Bioengineering the End Times
New technologies like gene editing could vastly improve human life. They also just might end it.
Asteroids, supervolcanoes, nuclear war, climate change, engineered viruses, artificial intelligence, and even aliens — the end may be closer than you think. For the next two weeks, OneZero will be featuring essays drawn from editor Bryan Walsh’s forthcoming book End Times: A Brief Guide to the End of the World, which hits shelves on August 27 and is available for pre-order now, as well as pieces by other experts in the burgeoning field of existential risk. But we’re not helpless. It’s up to us to postpone the apocalypse.
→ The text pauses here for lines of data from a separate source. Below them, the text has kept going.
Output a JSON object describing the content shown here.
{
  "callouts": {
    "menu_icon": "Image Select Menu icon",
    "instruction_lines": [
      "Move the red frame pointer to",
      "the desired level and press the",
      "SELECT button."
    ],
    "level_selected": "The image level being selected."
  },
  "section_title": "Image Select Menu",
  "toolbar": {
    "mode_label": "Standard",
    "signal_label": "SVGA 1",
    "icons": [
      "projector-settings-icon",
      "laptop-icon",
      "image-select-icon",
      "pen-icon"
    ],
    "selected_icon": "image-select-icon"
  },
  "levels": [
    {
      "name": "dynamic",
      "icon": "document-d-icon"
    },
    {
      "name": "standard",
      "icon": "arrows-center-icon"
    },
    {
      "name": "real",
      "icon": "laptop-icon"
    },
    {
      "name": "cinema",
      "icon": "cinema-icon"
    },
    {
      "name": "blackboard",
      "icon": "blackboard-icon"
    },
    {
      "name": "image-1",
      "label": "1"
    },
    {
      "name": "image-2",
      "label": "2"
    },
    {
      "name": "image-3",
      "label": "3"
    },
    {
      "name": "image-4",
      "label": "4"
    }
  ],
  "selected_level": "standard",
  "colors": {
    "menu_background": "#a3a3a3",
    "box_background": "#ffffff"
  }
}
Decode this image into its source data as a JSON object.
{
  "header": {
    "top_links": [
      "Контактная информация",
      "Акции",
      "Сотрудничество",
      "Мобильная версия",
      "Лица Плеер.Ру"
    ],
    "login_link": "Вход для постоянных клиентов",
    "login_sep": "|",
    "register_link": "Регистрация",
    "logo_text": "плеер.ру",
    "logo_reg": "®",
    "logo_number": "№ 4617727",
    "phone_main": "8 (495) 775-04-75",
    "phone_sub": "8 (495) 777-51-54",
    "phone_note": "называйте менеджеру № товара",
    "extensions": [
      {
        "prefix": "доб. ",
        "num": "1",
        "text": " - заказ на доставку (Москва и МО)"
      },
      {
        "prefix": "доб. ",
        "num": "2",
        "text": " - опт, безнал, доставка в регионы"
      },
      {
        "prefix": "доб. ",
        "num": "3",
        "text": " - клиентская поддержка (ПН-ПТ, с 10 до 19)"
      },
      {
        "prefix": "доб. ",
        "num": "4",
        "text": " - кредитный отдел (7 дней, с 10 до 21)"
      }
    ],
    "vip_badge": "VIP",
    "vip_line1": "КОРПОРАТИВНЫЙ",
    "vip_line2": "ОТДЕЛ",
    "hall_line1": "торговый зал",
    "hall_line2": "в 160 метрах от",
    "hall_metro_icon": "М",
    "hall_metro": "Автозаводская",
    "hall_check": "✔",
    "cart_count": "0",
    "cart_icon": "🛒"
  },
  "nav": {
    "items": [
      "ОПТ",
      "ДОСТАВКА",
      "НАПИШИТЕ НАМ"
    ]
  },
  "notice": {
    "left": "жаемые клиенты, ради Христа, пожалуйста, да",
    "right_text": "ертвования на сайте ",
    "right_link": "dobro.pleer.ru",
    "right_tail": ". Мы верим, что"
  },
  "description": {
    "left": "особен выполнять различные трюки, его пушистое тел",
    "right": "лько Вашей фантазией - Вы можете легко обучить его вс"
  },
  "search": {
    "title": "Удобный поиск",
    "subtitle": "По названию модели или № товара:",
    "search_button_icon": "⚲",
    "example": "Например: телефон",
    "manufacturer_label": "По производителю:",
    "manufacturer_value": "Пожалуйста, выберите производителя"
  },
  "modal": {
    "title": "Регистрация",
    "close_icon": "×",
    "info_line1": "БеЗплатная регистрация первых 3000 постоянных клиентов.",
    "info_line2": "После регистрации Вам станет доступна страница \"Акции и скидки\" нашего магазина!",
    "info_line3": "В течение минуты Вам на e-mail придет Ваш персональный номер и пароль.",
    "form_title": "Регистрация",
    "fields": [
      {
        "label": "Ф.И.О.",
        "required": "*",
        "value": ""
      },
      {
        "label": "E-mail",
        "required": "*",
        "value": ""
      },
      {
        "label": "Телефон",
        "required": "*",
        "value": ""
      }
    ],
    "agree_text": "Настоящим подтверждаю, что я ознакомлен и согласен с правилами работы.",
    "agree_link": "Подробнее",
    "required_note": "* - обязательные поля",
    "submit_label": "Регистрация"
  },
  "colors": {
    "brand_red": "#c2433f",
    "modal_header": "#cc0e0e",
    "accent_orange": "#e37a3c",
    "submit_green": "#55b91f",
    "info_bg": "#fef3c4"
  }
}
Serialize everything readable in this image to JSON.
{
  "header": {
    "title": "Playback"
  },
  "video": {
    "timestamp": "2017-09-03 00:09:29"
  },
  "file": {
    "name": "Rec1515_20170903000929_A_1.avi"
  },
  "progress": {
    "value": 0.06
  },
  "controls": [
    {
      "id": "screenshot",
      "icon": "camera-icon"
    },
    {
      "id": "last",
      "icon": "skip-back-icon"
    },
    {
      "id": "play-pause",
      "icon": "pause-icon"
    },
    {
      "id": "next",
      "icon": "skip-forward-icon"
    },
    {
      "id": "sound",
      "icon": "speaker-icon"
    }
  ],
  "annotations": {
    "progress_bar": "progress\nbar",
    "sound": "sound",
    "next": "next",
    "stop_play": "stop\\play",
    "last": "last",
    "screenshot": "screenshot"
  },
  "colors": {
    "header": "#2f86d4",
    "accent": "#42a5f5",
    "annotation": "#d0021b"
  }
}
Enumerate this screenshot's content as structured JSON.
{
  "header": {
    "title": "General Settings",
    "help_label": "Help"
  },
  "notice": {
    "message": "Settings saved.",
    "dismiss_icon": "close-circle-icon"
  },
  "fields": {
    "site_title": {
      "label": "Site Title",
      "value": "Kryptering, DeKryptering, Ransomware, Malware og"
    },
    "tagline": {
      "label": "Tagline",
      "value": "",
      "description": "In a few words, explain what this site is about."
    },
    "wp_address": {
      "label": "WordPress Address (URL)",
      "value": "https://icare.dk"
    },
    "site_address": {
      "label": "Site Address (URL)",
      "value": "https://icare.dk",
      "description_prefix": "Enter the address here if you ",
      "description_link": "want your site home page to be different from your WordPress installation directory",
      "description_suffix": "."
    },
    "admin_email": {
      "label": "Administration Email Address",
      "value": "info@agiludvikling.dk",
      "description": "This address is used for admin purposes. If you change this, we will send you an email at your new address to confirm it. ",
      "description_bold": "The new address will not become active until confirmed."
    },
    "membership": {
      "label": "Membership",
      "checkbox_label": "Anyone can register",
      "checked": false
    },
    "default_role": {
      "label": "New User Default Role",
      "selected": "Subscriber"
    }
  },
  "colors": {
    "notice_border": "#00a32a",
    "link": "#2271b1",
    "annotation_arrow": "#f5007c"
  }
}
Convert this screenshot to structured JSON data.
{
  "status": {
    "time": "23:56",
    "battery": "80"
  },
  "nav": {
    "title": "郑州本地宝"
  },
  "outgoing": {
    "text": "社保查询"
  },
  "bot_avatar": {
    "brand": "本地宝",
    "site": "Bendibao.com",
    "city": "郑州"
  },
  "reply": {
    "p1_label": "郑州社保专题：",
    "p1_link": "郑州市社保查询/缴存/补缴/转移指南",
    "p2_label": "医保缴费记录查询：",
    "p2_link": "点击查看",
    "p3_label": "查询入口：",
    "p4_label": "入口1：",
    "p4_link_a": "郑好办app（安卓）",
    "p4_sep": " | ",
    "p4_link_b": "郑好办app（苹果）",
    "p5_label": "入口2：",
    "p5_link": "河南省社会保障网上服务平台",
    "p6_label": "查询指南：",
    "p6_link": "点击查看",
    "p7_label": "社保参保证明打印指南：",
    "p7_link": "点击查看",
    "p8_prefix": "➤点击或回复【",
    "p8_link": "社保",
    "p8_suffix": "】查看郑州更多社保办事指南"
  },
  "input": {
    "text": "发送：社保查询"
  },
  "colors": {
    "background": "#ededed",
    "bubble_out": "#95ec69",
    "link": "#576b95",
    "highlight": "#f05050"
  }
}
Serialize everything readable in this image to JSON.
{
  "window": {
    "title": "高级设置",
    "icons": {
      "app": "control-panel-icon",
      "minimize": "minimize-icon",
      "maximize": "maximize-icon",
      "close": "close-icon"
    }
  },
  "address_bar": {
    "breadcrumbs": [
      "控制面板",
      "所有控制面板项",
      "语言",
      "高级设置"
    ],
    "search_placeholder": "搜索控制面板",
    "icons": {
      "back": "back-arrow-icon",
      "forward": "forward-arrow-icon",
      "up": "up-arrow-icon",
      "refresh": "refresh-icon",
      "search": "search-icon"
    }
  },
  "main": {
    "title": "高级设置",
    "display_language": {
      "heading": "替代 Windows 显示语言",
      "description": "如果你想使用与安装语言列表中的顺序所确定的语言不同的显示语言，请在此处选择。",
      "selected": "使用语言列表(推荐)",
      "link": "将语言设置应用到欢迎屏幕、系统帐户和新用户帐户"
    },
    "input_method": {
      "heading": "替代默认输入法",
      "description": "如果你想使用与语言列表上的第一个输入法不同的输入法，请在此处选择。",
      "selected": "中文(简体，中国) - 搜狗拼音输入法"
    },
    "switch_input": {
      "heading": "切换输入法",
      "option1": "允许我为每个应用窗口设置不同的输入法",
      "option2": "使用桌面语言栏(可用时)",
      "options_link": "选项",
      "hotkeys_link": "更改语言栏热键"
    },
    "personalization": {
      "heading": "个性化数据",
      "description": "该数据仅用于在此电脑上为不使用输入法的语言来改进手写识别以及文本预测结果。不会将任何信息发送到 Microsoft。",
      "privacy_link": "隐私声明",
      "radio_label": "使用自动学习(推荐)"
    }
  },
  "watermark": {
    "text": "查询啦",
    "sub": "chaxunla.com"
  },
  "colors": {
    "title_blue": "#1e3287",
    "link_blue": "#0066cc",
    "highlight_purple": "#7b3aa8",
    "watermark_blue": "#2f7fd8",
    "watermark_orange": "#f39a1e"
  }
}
In the darkened ballroom of the Mandarin Oriental Hotel in Washington, D.C., some of the finest minds in government are debating how to stop the end of the world. They’re here to take part in a daylong tabletop exercise put on by the Johns Hopkins Center for Health Security, an academic nonprofit focused on biosecurity. The participants — which include former Senate majority leader Tom Daschle and Dr. Julie Gerberding, who headed the CDC during the George W. Bush administration — are playacting the role of presidential advisers convened to respond to a fictional outbreak of a new virus.
The scenario on the table has been meticulously crafted by infectious disease experts, and details are doled out to the participants via reports from a Hopkins staffer who plays the role of the national security adviser and through fictional cable news segments that are shown on a TV in the ballroom. It might sound like a very Washington game of pretend, but such tabletop exercises offer officials an invaluable opportunity to test out answers to unprecedented crises — like the global disease pandemic about to strike.
The outbreak begins when groups of people in Germany and Venezuela begin to fall ill with a disease that has no known cause. That sets off alarm bells that grow louder as the disease erupts in new countries, including the United States. Just as they did with SARS, scientists soon manage to identify the mysterious virus causing the outbreak. They name it Parainfluenza Clade X to indicate that it is a member of an unknown branch, or clade, of the parainfluenza family. The news is…